» EXERCISE: Your reply should be the full listing, copied exactly.
====
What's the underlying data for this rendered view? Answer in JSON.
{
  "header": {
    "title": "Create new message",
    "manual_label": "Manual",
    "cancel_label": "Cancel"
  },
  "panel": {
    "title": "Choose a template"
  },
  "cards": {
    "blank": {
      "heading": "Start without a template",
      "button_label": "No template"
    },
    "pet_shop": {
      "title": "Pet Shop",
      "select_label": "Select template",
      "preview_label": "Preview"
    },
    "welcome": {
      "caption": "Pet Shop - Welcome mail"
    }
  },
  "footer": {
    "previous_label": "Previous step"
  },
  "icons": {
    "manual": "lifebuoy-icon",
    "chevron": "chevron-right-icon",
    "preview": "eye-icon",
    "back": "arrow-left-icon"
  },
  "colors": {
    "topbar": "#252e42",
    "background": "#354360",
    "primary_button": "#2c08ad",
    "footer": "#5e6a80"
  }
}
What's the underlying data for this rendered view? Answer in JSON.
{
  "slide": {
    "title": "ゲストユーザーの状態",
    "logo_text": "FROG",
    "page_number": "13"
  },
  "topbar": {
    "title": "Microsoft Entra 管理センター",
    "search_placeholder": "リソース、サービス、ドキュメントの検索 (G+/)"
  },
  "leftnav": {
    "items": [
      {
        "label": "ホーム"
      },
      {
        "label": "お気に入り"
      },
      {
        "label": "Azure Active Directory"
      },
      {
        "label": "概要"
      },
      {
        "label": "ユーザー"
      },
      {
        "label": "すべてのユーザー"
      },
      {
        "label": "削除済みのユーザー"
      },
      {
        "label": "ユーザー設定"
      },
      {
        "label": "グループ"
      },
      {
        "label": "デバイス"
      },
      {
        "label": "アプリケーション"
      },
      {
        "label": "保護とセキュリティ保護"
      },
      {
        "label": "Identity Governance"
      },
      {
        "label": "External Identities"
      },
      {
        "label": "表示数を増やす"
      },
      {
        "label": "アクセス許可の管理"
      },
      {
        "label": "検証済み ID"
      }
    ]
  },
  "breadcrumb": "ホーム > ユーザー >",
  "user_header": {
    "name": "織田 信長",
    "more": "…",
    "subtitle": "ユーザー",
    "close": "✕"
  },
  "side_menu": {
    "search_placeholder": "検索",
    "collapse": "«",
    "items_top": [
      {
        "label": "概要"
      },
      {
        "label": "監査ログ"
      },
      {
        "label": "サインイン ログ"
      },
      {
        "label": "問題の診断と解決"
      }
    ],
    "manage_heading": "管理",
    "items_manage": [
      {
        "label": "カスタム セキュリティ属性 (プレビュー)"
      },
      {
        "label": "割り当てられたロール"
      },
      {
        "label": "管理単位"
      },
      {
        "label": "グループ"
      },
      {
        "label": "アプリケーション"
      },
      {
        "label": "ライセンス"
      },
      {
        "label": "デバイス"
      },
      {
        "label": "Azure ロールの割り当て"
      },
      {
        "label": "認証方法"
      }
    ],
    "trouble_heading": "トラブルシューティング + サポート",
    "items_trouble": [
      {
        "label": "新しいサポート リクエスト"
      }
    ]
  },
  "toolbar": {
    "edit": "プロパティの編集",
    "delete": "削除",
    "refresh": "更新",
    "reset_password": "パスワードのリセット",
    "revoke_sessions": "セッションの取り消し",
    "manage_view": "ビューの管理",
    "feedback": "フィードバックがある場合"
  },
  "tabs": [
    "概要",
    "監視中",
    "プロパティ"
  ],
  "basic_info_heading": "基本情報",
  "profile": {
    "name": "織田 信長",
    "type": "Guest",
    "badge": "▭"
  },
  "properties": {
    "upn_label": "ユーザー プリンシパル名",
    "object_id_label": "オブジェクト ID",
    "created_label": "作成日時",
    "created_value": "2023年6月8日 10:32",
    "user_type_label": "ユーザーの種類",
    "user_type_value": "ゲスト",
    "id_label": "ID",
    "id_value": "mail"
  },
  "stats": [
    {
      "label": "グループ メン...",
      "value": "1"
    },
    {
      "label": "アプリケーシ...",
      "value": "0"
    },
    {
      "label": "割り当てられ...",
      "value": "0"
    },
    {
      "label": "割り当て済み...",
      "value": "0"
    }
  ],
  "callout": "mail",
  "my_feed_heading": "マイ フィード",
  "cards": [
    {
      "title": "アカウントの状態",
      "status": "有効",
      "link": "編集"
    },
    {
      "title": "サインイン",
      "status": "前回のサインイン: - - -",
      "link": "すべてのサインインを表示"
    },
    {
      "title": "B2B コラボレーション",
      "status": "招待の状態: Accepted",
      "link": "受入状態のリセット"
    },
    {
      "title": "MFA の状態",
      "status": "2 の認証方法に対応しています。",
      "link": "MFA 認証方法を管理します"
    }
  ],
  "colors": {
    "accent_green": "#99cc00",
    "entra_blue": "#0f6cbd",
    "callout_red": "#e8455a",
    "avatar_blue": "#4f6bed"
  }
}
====
» RESULT FOR THIS TASK:
What's the underlying data for this rendered view? Answer in JSON.
{
  "header": {
    "title": "Create new message",
    "manual_label": "Manual",
    "cancel_label": "Cancel"
  },
  "panel": {
    "title": "Choose a template"
  },
  "cards": {
    "blank": {
      "heading": "Start without a template",
      "button_label": "No template"
    },
    "pet_shop": {
      "title": "Pet Shop",
      "select_label": "Select template",
      "preview_label": "Preview"
    },
    "welcome": {
      "caption": "Pet Shop - Welcome mail"
    }
  },
  "footer": {
    "previous_label": "Previous step"
  },
  "icons": {
    "manual": "lifebuoy-icon",
    "chevron": "chevron-right-icon",
    "preview": "eye-icon",
    "back": "arrow-left-icon"
  },
  "colors": {
    "topbar": "#252e42",
    "background": "#354360",
    "primary_button": "#2c08ad",
    "footer": "#5e6a80"
  }
}
What's the underlying data for this rendered view? Answer in JSON.
{
  "slide": {
    "title": "ゲストユーザーの状態",
    "logo_text": "FROG",
    "page_number": "13"
  },
  "topbar": {
    "title": "Microsoft Entra 管理センター",
    "search_placeholder": "リソース、サービス、ドキュメントの検索 (G+/)"
  },
  "leftnav": {
    "items": [
      {
        "label": "ホーム"
      },
      {
        "label": "お気に入り"
      },
      {
        "label": "Azure Active Directory"
      },
      {
        "label": "概要"
      },
      {
        "label": "ユーザー"
      },
      {
        "label": "すべてのユーザー"
      },
      {
        "label": "削除済みのユーザー"
      },
      {
        "label": "ユーザー設定"
      },
      {
        "label": "グループ"
      },
      {
        "label": "デバイス"
      },
      {
        "label": "アプリケーション"
      },
      {
        "label": "保護とセキュリティ保護"
      },
      {
        "label": "Identity Governance"
      },
      {
        "label": "External Identities"
      },
      {
        "label": "表示数を増やす"
      },
      {
        "label": "アクセス許可の管理"
      },
      {
        "label": "検証済み ID"
      }
    ]
  },
  "breadcrumb": "ホーム > ユーザー >",
  "user_header": {
    "name": "織田 信長",
    "more": "…",
    "subtitle": "ユーザー",
    "close": "✕"
  },
  "side_menu": {
    "search_placeholder": "検索",
    "collapse": "«",
    "items_top": [
      {
        "label": "概要"
      },
      {
        "label": "監査ログ"
      },
      {
        "label": "サインイン ログ"
      },
      {
        "label": "問題の診断と解決"
      }
    ],
    "manage_heading": "管理",
    "items_manage": [
      {
        "label": "カスタム セキュリティ属性 (プレビュー)"
      },
      {
        "label": "割り当てられたロール"
      },
      {
        "label": "管理単位"
      },
      {
        "label": "グループ"
      },
      {
        "label": "アプリケーション"
      },
      {
        "label": "ライセンス"
      },
      {
        "label": "デバイス"
      },
      {
        "label": "Azure ロールの割り当て"
      },
      {
        "label": "認証方法"
      }
    ],
    "trouble_heading": "トラブルシューティング + サポート",
    "items_trouble": [
      {
        "label": "新しいサポート リクエスト"
      }
    ]
  },
  "toolbar": {
    "edit": "プロパティの編集",
    "delete": "削除",
    "refresh": "更新",
    "reset_password": "パスワードのリセット",
    "revoke_sessions": "セッションの取り消し",
    "manage_view": "ビューの管理",
    "feedback": "フィードバックがある場合"
  },
  "tabs": [
    "概要",
    "監視中",
    "プロパティ"
  ],
  "basic_info_heading": "基本情報",
  "profile": {
    "name": "織田 信長",
    "type": "Guest",
    "badge": "▭"
  },
  "properties": {
    "upn_label": "ユーザー プリンシパル名",
    "object_id_label": "オブジェクト ID",
    "created_label": "作成日時",
    "created_value": "2023年6月8日 10:32",
    "user_type_label": "ユーザーの種類",
    "user_type_value": "ゲスト",
    "id_label": "ID",
    "id_value": "mail"
  },
  "stats": [
    {
      "label": "グループ メン...",
      "value": "1"
    },
    {
      "label": "アプリケーシ...",
      "value": "0"
    },
    {
      "label": "割り当てられ...",
      "value": "0"
    },
    {
      "label": "割り当て済み...",
      "value": "0"
    }
  ],
  "callout": "mail",
  "my_feed_heading": "マイ フィード",
  "cards": [
    {
      "title": "アカウントの状態",
      "status": "有効",
      "link": "編集"
    },
    {
      "title": "サインイン",
      "status": "前回のサインイン: - - -",
      "link": "すべてのサインインを表示"
    },
    {
      "title": "B2B コラボレーション",
      "status": "招待の状態: Accepted",
      "link": "受入状態のリセット"
    },
    {
      "title": "MFA の状態",
      "status": "2 の認証方法に対応しています。",
      "link": "MFA 認証方法を管理します"
    }
  ],
  "colors": {
    "accent_green": "#99cc00",
    "entra_blue": "#0f6cbd",
    "callout_red": "#e8455a",
    "avatar_blue": "#4f6bed"
  }
}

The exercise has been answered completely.